**ASSIGNMENT:**
Your result should be the lines holding the word "warning", copied from the entries below.

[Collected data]
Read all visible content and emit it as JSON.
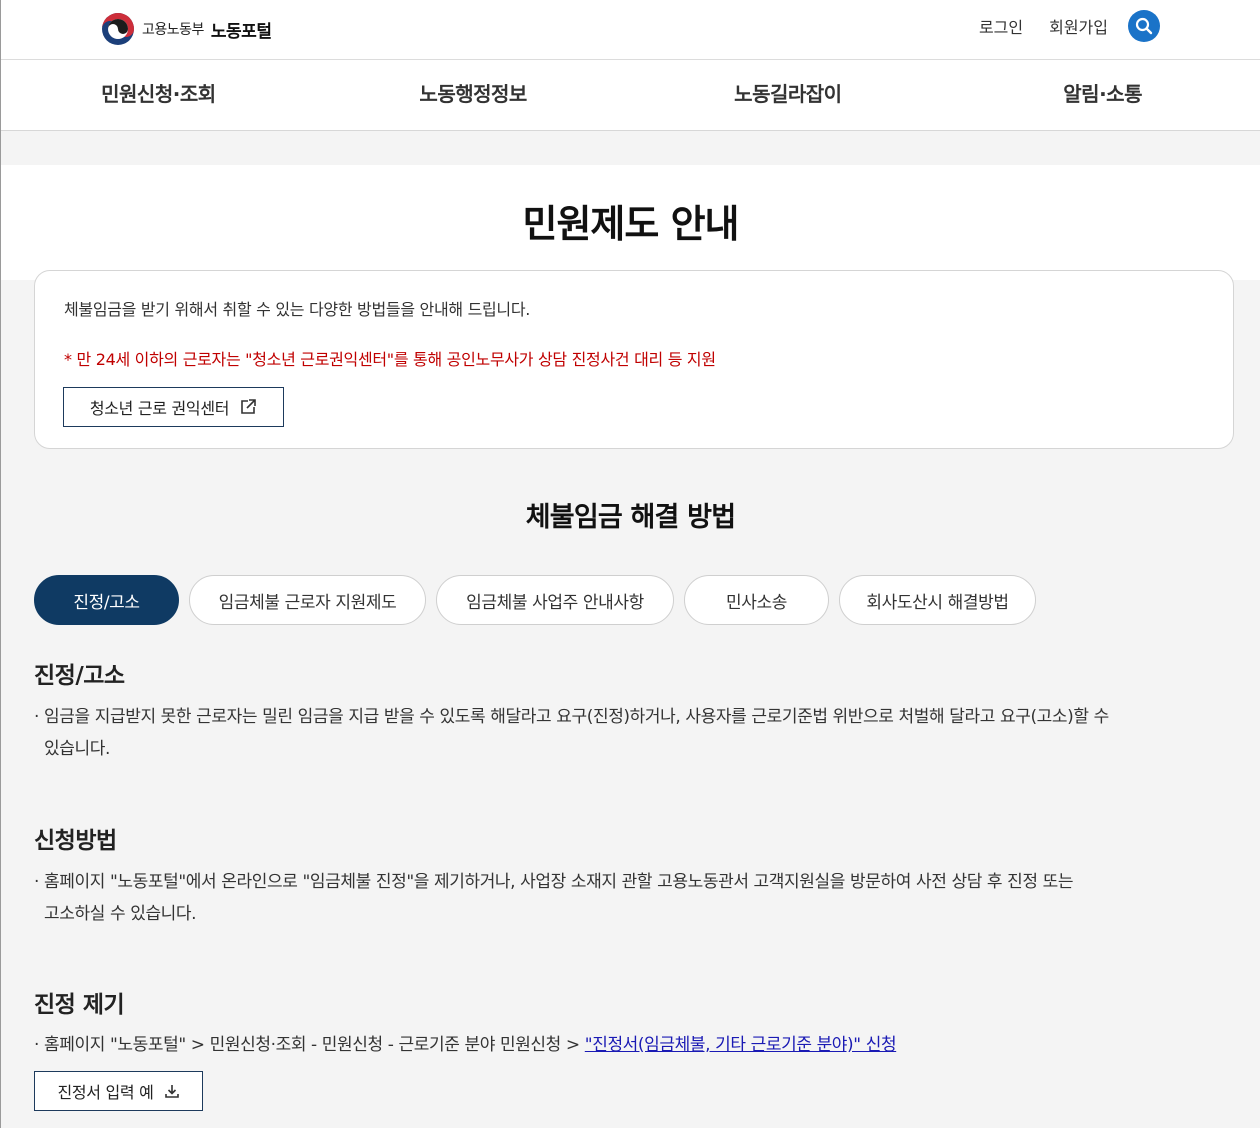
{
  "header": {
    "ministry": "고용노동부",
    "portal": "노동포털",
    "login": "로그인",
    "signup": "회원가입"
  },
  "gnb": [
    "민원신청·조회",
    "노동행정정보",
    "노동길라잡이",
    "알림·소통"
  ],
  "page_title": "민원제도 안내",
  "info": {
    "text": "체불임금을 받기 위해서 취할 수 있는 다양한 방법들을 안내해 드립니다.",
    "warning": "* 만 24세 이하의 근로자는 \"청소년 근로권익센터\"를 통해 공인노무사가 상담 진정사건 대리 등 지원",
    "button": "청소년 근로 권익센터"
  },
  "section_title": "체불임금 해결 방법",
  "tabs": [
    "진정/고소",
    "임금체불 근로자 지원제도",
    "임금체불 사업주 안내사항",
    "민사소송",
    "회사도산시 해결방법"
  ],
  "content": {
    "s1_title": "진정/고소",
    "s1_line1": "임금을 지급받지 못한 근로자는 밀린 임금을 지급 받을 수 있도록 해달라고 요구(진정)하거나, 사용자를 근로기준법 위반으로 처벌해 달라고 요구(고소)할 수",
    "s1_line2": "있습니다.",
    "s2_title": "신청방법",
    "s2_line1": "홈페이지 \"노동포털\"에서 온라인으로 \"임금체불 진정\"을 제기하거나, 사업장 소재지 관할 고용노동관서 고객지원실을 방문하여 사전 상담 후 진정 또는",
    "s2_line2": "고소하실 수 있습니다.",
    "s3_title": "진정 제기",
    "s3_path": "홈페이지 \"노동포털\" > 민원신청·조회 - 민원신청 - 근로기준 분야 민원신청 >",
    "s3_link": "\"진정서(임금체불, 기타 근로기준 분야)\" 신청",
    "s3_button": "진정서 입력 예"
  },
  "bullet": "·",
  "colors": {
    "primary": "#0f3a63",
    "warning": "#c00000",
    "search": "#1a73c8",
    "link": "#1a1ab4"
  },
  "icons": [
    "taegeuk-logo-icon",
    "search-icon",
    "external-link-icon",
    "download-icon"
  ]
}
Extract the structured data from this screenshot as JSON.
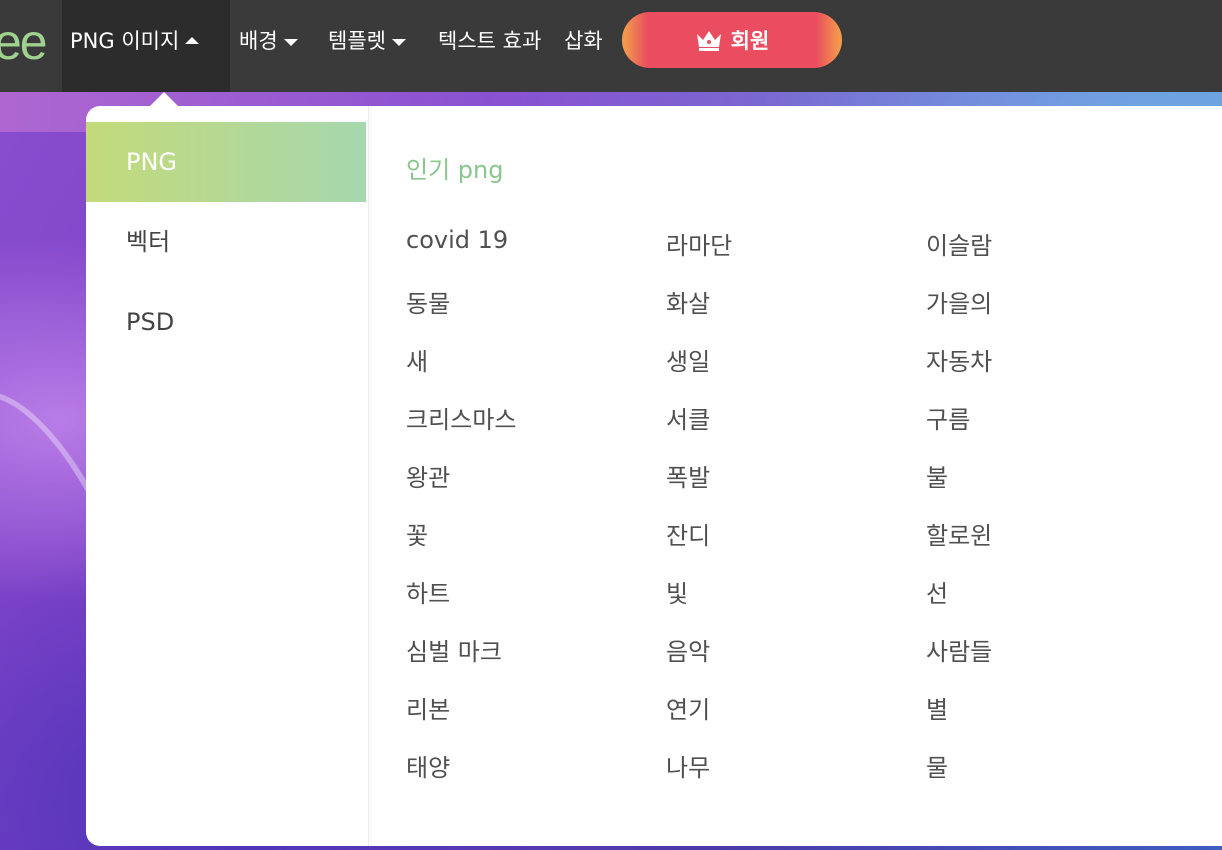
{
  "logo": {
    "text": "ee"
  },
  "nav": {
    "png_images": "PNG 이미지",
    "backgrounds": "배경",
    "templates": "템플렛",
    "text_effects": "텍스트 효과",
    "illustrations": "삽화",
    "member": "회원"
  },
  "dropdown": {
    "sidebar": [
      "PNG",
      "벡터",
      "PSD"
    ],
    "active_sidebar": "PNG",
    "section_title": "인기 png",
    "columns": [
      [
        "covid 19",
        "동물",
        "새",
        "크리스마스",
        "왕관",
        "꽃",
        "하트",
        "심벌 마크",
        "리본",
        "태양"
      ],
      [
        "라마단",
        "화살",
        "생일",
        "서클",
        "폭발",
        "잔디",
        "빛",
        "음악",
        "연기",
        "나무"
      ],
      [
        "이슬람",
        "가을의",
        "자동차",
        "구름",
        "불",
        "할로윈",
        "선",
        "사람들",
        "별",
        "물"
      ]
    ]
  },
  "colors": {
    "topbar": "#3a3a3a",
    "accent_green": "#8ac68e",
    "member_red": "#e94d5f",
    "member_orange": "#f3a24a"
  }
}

**RESPONSE AREA:**
    "warning": "* 만 24세 이하의 근로자는 \"청소년 근로권익센터\"를 통해 공인노무사가 상담 진정사건 대리 등 지원",
    "warning": "#c00000",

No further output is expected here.